* [Prompt] Repeat every line of the data exactly, but not the pictures.
[[ Given information open ]]
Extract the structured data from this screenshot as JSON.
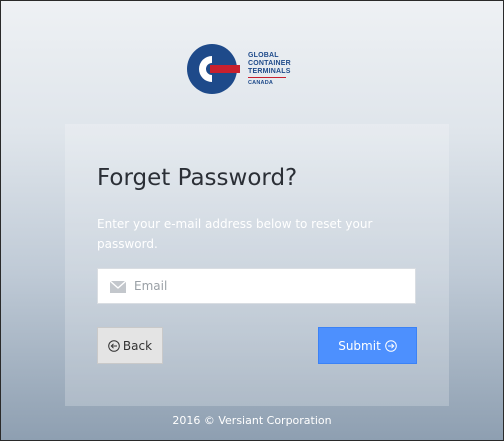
{
  "logo": {
    "line1": "GLOBAL",
    "line2": "CONTAINER",
    "line3": "TERMINALS",
    "line4": "CANADA",
    "brand_blue": "#1e4a8a",
    "brand_red": "#c8202e"
  },
  "form": {
    "title": "Forget Password?",
    "description": "Enter your e-mail address below to reset your password.",
    "email": {
      "value": "",
      "placeholder": "Email",
      "icon": "envelope-icon"
    },
    "back_label": "Back",
    "back_icon": "circle-arrow-left-icon",
    "submit_label": "Submit",
    "submit_icon": "circle-arrow-right-icon",
    "submit_color": "#4d90fe"
  },
  "footer": {
    "text": "2016 © Versiant Corporation"
  }
}
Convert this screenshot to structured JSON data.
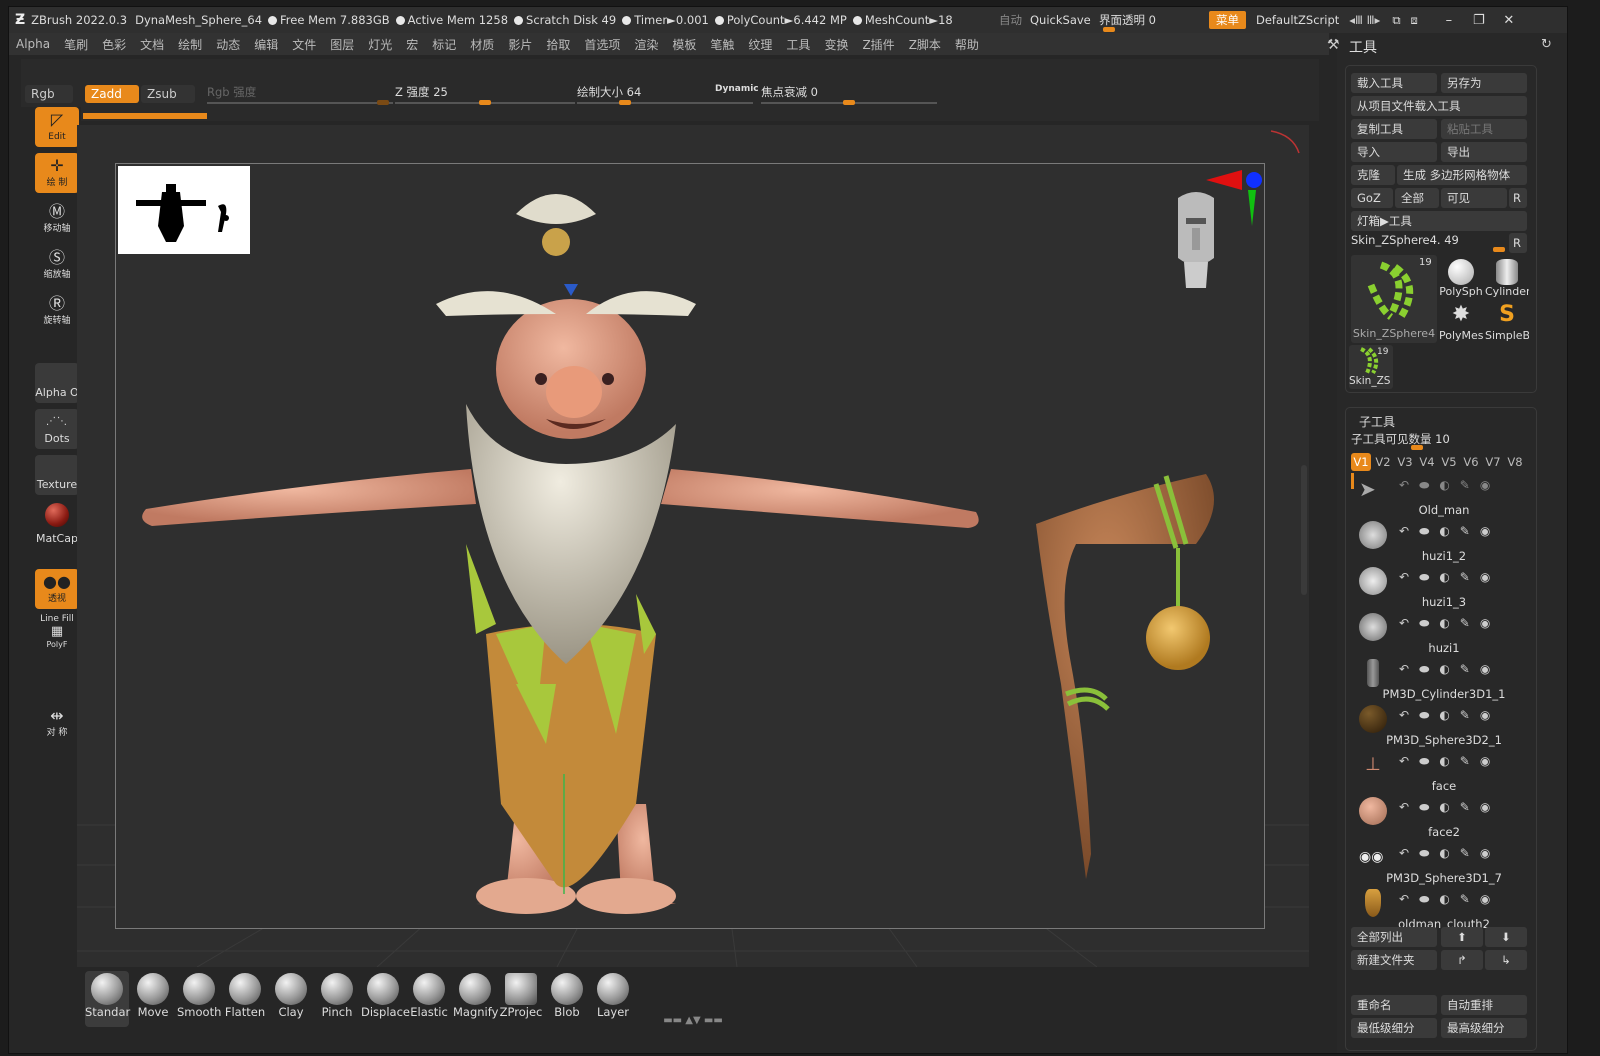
{
  "titlebar": {
    "app": "ZBrush 2022.0.3",
    "document": "DynaMesh_Sphere_64",
    "free_mem": "Free Mem 7.883GB",
    "active_mem": "Active Mem 1258",
    "scratch_disk": "Scratch Disk 49",
    "timer": "Timer►0.001",
    "polycount": "PolyCount►6.442 MP",
    "meshcount": "MeshCount►18",
    "auto": "自动",
    "quicksave": "QuickSave",
    "transparency": "界面透明 0",
    "menu": "菜单",
    "script": "DefaultZScript"
  },
  "menubar": [
    "Alpha",
    "笔刷",
    "色彩",
    "文档",
    "绘制",
    "动态",
    "编辑",
    "文件",
    "图层",
    "灯光",
    "宏",
    "标记",
    "材质",
    "影片",
    "拾取",
    "首选项",
    "渲染",
    "模板",
    "笔触",
    "纹理",
    "工具",
    "变换",
    "Z插件",
    "Z脚本",
    "帮助"
  ],
  "brushbar": {
    "rgb": "Rgb",
    "zadd": "Zadd",
    "zsub": "Zsub",
    "rgb_intensity": "Rgb 强度",
    "z_intensity": "Z 强度 25",
    "draw_size": "绘制大小 64",
    "dynamic": "Dynamic",
    "focal_shift": "焦点衰减 0"
  },
  "leftshelf": {
    "edit": "Edit",
    "draw": "绘 制",
    "move": "移动轴",
    "scale": "缩放轴",
    "rotate": "旋转轴",
    "alpha": "Alpha O",
    "dots": "Dots",
    "texture": "Texture",
    "matcap": "MatCap",
    "floor": "透视",
    "linefill": "Line Fill",
    "polyf": "PolyF",
    "symmetry": "对 称"
  },
  "brushes": [
    "Standar",
    "Move",
    "Smooth",
    "Flatten",
    "Clay",
    "Pinch",
    "Displace",
    "Elastic",
    "Magnify",
    "ZProjec",
    "Blob",
    "Layer"
  ],
  "rpanel": {
    "title": "工具",
    "load_tool": "载入工具",
    "save_as": "另存为",
    "load_from_project": "从项目文件载入工具",
    "copy_tool": "复制工具",
    "paste_tool": "粘贴工具",
    "import": "导入",
    "export": "导出",
    "clone": "克隆",
    "make_polymesh": "生成 多边形网格物体",
    "goz": "GoZ",
    "all": "全部",
    "visible": "可见",
    "r": "R",
    "lightbox_tools": "灯箱▶工具",
    "current_tool": "Skin_ZSphere4. 49",
    "thumb_count": "19",
    "thumb_main": "Skin_ZSphere4",
    "thumb_polysph": "PolySph",
    "thumb_cylinder": "Cylinder",
    "thumb_polymesh": "PolyMes",
    "thumb_simple": "SimpleB",
    "thumb_small": "Skin_ZS",
    "thumb_small_count": "19",
    "subtool_title": "子工具",
    "visible_count": "子工具可见数量 10",
    "vtabs": [
      "V1",
      "V2",
      "V3",
      "V4",
      "V5",
      "V6",
      "V7",
      "V8"
    ],
    "subtools": [
      "Old_man",
      "huzi1_2",
      "huzi1_3",
      "huzi1",
      "PM3D_Cylinder3D1_1",
      "PM3D_Sphere3D2_1",
      "face",
      "face2",
      "PM3D_Sphere3D1_7",
      "oldman_clouth2"
    ],
    "list_all": "全部列出",
    "new_folder": "新建文件夹",
    "rename": "重命名",
    "auto_reorder": "自动重排",
    "lowest_sub": "最低级细分",
    "highest_sub": "最高级细分"
  },
  "colors": {
    "accent": "#e8891b",
    "panel": "#282828",
    "viewport": "#2e2e2e"
  }
}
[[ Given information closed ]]
* [Reply to the exercise]
Extract the structured data from this screenshot as JSON.
{
  "logo": {
    "line1": "GLOBAL",
    "line2": "CONTAINER",
    "line3": "TERMINALS",
    "line4": "CANADA",
    "brand_blue": "#1e4a8a",
    "brand_red": "#c8202e"
  },
  "form": {
    "title": "Forget Password?",
    "description": "Enter your e-mail address below to reset your password.",
    "email": {
      "value": "",
      "placeholder": "Email",
      "icon": "envelope-icon"
    },
    "back_label": "Back",
    "back_icon": "circle-arrow-left-icon",
    "submit_label": "Submit",
    "submit_icon": "circle-arrow-right-icon",
    "submit_color": "#4d90fe"
  },
  "footer": {
    "text": "2016 © Versiant Corporation"
  }
}
Convert this screenshot to structured JSON data.
{
  "titlebar": {
    "app": "ZBrush 2022.0.3",
    "document": "DynaMesh_Sphere_64",
    "free_mem": "Free Mem 7.883GB",
    "active_mem": "Active Mem 1258",
    "scratch_disk": "Scratch Disk 49",
    "timer": "Timer►0.001",
    "polycount": "PolyCount►6.442 MP",
    "meshcount": "MeshCount►18",
    "auto": "自动",
    "quicksave": "QuickSave",
    "transparency": "界面透明 0",
    "menu": "菜单",
    "script": "DefaultZScript"
  },
  "menubar": [
    "Alpha",
    "笔刷",
    "色彩",
    "文档",
    "绘制",
    "动态",
    "编辑",
    "文件",
    "图层",
    "灯光",
    "宏",
    "标记",
    "材质",
    "影片",
    "拾取",
    "首选项",
    "渲染",
    "模板",
    "笔触",
    "纹理",
    "工具",
    "变换",
    "Z插件",
    "Z脚本",
    "帮助"
  ],
  "brushbar": {
    "rgb": "Rgb",
    "zadd": "Zadd",
    "zsub": "Zsub",
    "rgb_intensity": "Rgb 强度",
    "z_intensity": "Z 强度 25",
    "draw_size": "绘制大小 64",
    "dynamic": "Dynamic",
    "focal_shift": "焦点衰减 0"
  },
  "leftshelf": {
    "edit": "Edit",
    "draw": "绘 制",
    "move": "移动轴",
    "scale": "缩放轴",
    "rotate": "旋转轴",
    "alpha": "Alpha O",
    "dots": "Dots",
    "texture": "Texture",
    "matcap": "MatCap",
    "floor": "透视",
    "linefill": "Line Fill",
    "polyf": "PolyF",
    "symmetry": "对 称"
  },
  "brushes": [
    "Standar",
    "Move",
    "Smooth",
    "Flatten",
    "Clay",
    "Pinch",
    "Displace",
    "Elastic",
    "Magnify",
    "ZProjec",
    "Blob",
    "Layer"
  ],
  "rpanel": {
    "title": "工具",
    "load_tool": "载入工具",
    "save_as": "另存为",
    "load_from_project": "从项目文件载入工具",
    "copy_tool": "复制工具",
    "paste_tool": "粘贴工具",
    "import": "导入",
    "export": "导出",
    "clone": "克隆",
    "make_polymesh": "生成 多边形网格物体",
    "goz": "GoZ",
    "all": "全部",
    "visible": "可见",
    "r": "R",
    "lightbox_tools": "灯箱▶工具",
    "current_tool": "Skin_ZSphere4. 49",
    "thumb_count": "19",
    "thumb_main": "Skin_ZSphere4",
    "thumb_polysph": "PolySph",
    "thumb_cylinder": "Cylinder",
    "thumb_polymesh": "PolyMes",
    "thumb_simple": "SimpleB",
    "thumb_small": "Skin_ZS",
    "thumb_small_count": "19",
    "subtool_title": "子工具",
    "visible_count": "子工具可见数量 10",
    "vtabs": [
      "V1",
      "V2",
      "V3",
      "V4",
      "V5",
      "V6",
      "V7",
      "V8"
    ],
    "subtools": [
      "Old_man",
      "huzi1_2",
      "huzi1_3",
      "huzi1",
      "PM3D_Cylinder3D1_1",
      "PM3D_Sphere3D2_1",
      "face",
      "face2",
      "PM3D_Sphere3D1_7",
      "oldman_clouth2"
    ],
    "list_all": "全部列出",
    "new_folder": "新建文件夹",
    "rename": "重命名",
    "auto_reorder": "自动重排",
    "lowest_sub": "最低级细分",
    "highest_sub": "最高级细分"
  },
  "colors": {
    "accent": "#e8891b",
    "panel": "#282828",
    "viewport": "#2e2e2e"
  }
}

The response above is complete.